##### Input data

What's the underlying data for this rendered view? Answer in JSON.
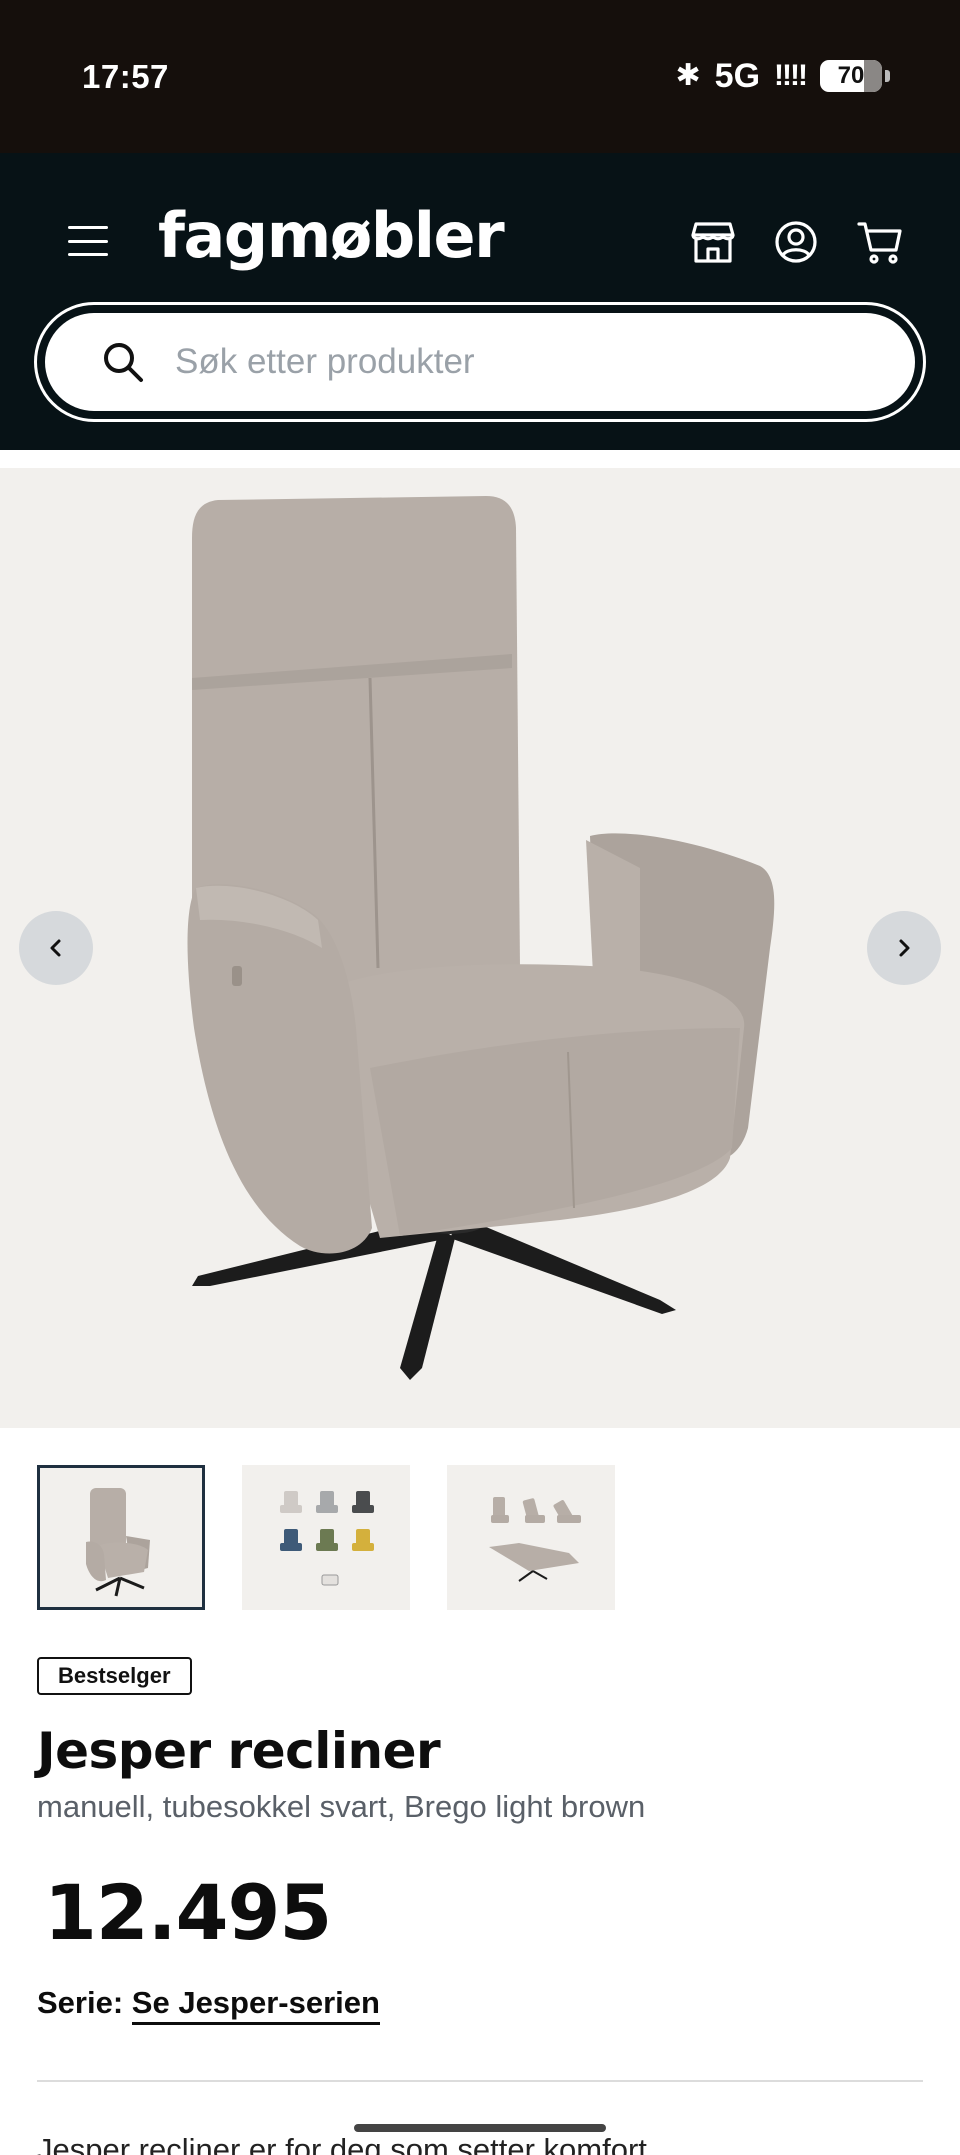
{
  "status_bar": {
    "time": "17:57",
    "bluetooth": "✱",
    "network": "5G",
    "signal": "!!!!",
    "battery": "70"
  },
  "header": {
    "logo": "fagmøbler",
    "icons": [
      "menu-icon",
      "store-icon",
      "account-icon",
      "cart-icon"
    ]
  },
  "search": {
    "placeholder": "Søk etter produkter"
  },
  "gallery": {
    "prev_label": "‹",
    "next_label": "›",
    "thumbnails": [
      "chair-front",
      "color-variants",
      "recline-positions"
    ],
    "active_thumbnail": 0
  },
  "product": {
    "badge": "Bestselger",
    "title": "Jesper recliner",
    "variant": "manuell, tubesokkel svart, Brego light brown",
    "price": "12.495",
    "series_label": "Serie:",
    "series_link": "Se Jesper-serien",
    "description_peek": "Jesper recliner er for deg som setter komfort"
  },
  "colors": {
    "header_bg": "#071216",
    "status_bg": "#150f0c",
    "gallery_bg": "#f2f0ed",
    "fabric": "#b5aca5"
  }
}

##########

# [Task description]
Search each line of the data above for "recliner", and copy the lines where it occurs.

# [Exercise response]
    "title": "Jesper recliner",
    "description_peek": "Jesper recliner er for deg som setter komfort"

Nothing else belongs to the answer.